> [What you need to do]:
Determine how many of the lines below include "command", then respond with that number and no other text.

· · · · · · ·

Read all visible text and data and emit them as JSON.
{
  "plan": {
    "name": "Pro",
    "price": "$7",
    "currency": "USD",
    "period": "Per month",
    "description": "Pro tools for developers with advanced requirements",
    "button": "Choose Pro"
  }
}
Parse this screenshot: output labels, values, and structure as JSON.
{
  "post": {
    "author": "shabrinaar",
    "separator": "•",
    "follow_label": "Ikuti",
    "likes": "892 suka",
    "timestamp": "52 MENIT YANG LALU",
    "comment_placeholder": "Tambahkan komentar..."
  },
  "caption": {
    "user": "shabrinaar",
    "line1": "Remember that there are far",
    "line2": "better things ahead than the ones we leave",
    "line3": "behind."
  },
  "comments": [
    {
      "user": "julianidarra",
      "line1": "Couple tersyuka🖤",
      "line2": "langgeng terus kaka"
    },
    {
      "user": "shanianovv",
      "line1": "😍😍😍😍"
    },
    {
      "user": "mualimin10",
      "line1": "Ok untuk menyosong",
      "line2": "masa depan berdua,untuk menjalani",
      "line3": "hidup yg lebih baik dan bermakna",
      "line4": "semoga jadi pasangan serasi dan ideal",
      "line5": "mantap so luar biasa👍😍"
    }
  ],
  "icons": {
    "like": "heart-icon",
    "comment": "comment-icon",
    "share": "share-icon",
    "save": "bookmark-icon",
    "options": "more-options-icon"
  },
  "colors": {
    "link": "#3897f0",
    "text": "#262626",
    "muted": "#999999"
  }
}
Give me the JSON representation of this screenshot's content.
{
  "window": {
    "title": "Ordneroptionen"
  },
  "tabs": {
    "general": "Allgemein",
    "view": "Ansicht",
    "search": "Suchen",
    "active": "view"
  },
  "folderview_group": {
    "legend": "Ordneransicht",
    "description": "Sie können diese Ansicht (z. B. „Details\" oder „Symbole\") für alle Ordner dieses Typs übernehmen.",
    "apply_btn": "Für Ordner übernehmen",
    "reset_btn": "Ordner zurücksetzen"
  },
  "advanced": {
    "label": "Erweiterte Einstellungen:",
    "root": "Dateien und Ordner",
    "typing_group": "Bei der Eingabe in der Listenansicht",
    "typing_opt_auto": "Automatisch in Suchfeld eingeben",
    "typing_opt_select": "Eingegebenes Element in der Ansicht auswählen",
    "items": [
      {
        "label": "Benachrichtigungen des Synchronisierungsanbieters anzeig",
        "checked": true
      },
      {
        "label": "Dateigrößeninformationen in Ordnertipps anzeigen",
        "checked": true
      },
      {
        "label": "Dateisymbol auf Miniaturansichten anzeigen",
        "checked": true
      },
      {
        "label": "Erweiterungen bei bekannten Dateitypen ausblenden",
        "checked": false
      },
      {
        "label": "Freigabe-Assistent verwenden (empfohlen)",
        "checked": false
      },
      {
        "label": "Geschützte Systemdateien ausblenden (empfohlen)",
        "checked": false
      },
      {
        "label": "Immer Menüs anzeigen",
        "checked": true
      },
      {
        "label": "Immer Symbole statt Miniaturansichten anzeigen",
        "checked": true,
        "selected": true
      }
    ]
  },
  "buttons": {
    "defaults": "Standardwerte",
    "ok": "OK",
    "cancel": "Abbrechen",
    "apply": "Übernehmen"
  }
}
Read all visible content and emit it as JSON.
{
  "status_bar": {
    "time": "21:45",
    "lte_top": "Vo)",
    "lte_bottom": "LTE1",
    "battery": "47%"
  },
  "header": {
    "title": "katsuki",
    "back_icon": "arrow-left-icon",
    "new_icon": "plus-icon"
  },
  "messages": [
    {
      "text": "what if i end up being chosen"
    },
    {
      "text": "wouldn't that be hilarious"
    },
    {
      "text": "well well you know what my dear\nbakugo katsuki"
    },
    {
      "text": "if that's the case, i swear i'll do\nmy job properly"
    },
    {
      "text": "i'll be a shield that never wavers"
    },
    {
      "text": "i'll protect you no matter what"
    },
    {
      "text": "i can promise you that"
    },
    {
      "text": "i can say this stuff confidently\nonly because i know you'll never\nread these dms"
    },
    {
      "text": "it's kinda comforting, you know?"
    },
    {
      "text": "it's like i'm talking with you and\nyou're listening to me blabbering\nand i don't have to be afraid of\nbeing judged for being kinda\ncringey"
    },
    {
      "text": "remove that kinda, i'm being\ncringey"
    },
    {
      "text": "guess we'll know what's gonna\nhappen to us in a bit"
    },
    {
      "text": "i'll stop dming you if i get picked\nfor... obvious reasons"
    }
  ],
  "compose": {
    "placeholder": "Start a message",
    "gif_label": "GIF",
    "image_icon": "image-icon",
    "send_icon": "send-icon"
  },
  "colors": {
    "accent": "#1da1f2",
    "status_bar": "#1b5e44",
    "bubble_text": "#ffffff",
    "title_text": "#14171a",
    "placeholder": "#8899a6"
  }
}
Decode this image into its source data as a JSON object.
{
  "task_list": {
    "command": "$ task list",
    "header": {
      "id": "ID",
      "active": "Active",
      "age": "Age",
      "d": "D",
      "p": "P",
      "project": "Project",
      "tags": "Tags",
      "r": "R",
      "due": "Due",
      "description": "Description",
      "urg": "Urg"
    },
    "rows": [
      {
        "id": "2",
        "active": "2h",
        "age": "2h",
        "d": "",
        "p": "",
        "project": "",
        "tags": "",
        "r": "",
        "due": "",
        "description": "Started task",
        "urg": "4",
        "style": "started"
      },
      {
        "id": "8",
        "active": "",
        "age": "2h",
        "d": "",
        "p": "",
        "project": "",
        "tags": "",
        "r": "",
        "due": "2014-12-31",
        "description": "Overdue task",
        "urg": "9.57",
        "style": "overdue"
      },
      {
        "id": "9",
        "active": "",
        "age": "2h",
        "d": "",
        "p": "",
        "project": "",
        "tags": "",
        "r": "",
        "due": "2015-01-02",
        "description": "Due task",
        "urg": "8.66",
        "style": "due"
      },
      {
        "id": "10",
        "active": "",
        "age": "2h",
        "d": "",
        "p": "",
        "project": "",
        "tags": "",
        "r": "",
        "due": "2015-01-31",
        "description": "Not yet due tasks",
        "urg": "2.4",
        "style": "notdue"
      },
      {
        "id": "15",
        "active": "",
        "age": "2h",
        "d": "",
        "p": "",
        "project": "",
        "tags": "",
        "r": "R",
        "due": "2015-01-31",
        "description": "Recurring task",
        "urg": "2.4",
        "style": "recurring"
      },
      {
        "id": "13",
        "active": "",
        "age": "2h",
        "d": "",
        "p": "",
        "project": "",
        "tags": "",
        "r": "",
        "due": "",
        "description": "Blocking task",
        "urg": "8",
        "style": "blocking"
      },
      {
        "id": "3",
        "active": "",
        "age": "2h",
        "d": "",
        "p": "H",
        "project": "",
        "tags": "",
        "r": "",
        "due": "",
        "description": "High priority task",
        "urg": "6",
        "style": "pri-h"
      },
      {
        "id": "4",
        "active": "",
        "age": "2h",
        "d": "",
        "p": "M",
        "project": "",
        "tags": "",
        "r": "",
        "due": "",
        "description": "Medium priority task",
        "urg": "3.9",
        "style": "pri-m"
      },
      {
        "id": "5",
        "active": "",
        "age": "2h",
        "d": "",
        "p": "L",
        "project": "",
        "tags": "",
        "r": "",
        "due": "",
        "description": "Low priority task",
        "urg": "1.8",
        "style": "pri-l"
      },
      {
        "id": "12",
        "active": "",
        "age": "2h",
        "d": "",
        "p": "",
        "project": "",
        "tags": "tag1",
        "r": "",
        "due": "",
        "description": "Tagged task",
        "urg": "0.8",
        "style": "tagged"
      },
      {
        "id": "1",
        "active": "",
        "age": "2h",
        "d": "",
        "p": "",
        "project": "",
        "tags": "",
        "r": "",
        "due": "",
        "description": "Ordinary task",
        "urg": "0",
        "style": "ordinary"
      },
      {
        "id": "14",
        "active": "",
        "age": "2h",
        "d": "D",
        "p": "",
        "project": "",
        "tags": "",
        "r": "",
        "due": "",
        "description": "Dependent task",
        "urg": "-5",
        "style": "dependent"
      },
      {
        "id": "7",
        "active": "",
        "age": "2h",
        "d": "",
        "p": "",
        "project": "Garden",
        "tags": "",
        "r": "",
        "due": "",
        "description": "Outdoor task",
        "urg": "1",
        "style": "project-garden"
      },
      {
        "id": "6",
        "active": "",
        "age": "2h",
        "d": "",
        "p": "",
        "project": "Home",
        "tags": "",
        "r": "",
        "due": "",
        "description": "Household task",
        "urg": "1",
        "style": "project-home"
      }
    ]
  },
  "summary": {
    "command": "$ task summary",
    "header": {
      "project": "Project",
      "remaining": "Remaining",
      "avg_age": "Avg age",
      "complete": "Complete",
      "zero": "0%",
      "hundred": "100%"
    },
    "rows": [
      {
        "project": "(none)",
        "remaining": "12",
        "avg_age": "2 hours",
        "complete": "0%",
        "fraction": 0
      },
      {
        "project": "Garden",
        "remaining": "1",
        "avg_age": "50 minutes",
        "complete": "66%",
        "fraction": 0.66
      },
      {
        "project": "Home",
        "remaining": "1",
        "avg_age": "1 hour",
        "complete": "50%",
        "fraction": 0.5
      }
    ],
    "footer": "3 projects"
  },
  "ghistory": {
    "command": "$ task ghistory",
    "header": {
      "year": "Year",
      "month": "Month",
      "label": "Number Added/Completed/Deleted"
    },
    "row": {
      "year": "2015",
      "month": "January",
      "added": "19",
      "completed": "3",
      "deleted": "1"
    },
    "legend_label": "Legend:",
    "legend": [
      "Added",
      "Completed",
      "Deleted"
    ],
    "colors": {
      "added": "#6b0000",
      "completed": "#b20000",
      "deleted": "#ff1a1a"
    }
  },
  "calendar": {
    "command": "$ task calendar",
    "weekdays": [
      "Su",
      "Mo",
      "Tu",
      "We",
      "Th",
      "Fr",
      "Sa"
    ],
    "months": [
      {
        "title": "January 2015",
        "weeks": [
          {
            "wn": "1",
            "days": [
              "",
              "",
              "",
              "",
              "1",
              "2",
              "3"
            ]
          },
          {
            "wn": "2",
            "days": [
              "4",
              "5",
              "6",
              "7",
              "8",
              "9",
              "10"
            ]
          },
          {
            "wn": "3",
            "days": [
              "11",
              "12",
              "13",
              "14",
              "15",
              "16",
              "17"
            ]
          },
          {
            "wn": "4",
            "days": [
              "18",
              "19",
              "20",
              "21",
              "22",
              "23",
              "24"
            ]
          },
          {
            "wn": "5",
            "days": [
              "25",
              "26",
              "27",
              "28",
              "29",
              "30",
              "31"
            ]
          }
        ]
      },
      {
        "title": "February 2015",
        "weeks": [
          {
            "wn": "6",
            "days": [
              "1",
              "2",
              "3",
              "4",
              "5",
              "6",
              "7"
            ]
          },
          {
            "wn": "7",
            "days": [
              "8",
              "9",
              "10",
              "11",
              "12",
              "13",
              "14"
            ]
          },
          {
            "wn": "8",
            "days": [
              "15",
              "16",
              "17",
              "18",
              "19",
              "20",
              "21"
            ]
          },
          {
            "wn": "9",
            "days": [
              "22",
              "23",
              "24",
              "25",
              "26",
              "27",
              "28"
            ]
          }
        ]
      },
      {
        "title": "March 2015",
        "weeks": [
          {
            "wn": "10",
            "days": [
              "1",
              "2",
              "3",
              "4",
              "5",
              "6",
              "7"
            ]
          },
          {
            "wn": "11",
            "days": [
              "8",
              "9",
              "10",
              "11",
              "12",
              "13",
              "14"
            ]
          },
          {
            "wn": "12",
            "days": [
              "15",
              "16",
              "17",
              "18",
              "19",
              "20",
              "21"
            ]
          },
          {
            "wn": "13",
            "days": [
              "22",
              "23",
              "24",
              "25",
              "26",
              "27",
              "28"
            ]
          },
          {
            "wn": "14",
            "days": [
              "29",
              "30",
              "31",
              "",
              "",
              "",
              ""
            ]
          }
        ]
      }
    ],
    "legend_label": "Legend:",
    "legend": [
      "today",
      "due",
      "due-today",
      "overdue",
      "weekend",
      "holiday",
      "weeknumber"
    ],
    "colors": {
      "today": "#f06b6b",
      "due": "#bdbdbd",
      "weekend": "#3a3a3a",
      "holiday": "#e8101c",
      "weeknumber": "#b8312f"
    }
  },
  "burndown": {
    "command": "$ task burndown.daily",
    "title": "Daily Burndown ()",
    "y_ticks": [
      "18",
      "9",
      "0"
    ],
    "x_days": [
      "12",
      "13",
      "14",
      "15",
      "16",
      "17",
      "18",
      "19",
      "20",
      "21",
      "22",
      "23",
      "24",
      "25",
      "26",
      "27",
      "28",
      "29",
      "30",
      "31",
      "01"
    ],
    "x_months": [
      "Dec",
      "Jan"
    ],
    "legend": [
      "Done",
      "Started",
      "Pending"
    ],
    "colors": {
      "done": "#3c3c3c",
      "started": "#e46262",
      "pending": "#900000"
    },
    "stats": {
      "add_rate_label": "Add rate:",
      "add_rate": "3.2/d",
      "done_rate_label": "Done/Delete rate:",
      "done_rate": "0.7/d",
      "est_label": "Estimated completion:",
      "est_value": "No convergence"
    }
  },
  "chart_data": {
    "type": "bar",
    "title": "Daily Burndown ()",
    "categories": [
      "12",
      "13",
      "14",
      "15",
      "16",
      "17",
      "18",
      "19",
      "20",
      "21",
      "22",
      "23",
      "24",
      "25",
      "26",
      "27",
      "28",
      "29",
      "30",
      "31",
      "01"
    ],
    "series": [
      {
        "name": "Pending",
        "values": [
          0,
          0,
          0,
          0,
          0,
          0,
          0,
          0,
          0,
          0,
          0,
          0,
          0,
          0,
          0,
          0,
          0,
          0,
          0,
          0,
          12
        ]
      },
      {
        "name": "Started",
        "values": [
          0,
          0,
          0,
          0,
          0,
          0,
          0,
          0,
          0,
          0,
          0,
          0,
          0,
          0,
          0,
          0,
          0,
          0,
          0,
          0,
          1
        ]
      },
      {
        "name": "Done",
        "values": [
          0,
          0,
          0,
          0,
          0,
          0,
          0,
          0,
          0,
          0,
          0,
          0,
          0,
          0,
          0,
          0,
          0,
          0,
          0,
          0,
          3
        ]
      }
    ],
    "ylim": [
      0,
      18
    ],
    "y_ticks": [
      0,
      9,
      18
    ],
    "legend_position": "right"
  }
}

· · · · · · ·

> [Output]:
5